◆ WHAT THE EXERCISE ASKS ◆
Exact reproduction of every entry is required.

══════

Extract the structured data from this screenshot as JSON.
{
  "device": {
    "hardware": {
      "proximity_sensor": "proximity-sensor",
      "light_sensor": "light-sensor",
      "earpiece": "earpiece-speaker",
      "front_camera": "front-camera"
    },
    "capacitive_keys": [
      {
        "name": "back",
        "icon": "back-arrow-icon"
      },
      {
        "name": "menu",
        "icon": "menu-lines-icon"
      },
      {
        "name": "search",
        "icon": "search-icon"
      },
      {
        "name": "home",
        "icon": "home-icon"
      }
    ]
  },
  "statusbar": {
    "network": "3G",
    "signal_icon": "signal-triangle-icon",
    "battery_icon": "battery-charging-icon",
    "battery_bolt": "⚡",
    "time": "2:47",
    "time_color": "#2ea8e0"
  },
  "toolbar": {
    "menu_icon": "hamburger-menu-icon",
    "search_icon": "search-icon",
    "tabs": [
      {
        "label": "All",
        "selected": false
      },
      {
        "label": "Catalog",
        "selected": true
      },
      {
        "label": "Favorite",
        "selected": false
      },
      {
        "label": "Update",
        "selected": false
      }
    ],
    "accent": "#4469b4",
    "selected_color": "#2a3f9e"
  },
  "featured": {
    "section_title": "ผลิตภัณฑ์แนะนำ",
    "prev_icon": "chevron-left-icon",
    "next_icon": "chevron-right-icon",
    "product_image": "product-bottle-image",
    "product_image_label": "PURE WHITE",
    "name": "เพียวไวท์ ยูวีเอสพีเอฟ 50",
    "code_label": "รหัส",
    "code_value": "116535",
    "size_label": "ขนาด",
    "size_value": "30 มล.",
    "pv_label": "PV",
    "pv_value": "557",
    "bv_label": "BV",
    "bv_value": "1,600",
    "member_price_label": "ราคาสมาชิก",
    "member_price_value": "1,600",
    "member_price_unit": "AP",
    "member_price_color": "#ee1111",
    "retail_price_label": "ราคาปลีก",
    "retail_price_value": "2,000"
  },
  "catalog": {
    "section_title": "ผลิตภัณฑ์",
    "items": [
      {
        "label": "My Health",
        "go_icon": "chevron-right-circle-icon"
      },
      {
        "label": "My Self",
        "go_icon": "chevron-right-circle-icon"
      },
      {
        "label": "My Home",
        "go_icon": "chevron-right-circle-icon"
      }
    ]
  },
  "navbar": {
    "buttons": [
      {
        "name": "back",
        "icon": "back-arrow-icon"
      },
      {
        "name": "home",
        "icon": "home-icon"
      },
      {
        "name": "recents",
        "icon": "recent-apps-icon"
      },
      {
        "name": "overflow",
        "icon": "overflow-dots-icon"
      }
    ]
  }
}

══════

◆ RESPONSE TO THE TASK ◆
Extract the structured data from this screenshot as JSON.
{
  "device": {
    "hardware": {
      "proximity_sensor": "proximity-sensor",
      "light_sensor": "light-sensor",
      "earpiece": "earpiece-speaker",
      "front_camera": "front-camera"
    },
    "capacitive_keys": [
      {
        "name": "back",
        "icon": "back-arrow-icon"
      },
      {
        "name": "menu",
        "icon": "menu-lines-icon"
      },
      {
        "name": "search",
        "icon": "search-icon"
      },
      {
        "name": "home",
        "icon": "home-icon"
      }
    ]
  },
  "statusbar": {
    "network": "3G",
    "signal_icon": "signal-triangle-icon",
    "battery_icon": "battery-charging-icon",
    "battery_bolt": "⚡",
    "time": "2:47",
    "time_color": "#2ea8e0"
  },
  "toolbar": {
    "menu_icon": "hamburger-menu-icon",
    "search_icon": "search-icon",
    "tabs": [
      {
        "label": "All",
        "selected": false
      },
      {
        "label": "Catalog",
        "selected": true
      },
      {
        "label": "Favorite",
        "selected": false
      },
      {
        "label": "Update",
        "selected": false
      }
    ],
    "accent": "#4469b4",
    "selected_color": "#2a3f9e"
  },
  "featured": {
    "section_title": "ผลิตภัณฑ์แนะนำ",
    "prev_icon": "chevron-left-icon",
    "next_icon": "chevron-right-icon",
    "product_image": "product-bottle-image",
    "product_image_label": "PURE WHITE",
    "name": "เพียวไวท์ ยูวีเอสพีเอฟ 50",
    "code_label": "รหัส",
    "code_value": "116535",
    "size_label": "ขนาด",
    "size_value": "30 มล.",
    "pv_label": "PV",
    "pv_value": "557",
    "bv_label": "BV",
    "bv_value": "1,600",
    "member_price_label": "ราคาสมาชิก",
    "member_price_value": "1,600",
    "member_price_unit": "AP",
    "member_price_color": "#ee1111",
    "retail_price_label": "ราคาปลีก",
    "retail_price_value": "2,000"
  },
  "catalog": {
    "section_title": "ผลิตภัณฑ์",
    "items": [
      {
        "label": "My Health",
        "go_icon": "chevron-right-circle-icon"
      },
      {
        "label": "My Self",
        "go_icon": "chevron-right-circle-icon"
      },
      {
        "label": "My Home",
        "go_icon": "chevron-right-circle-icon"
      }
    ]
  },
  "navbar": {
    "buttons": [
      {
        "name": "back",
        "icon": "back-arrow-icon"
      },
      {
        "name": "home",
        "icon": "home-icon"
      },
      {
        "name": "recents",
        "icon": "recent-apps-icon"
      },
      {
        "name": "overflow",
        "icon": "overflow-dots-icon"
      }
    ]
  }
}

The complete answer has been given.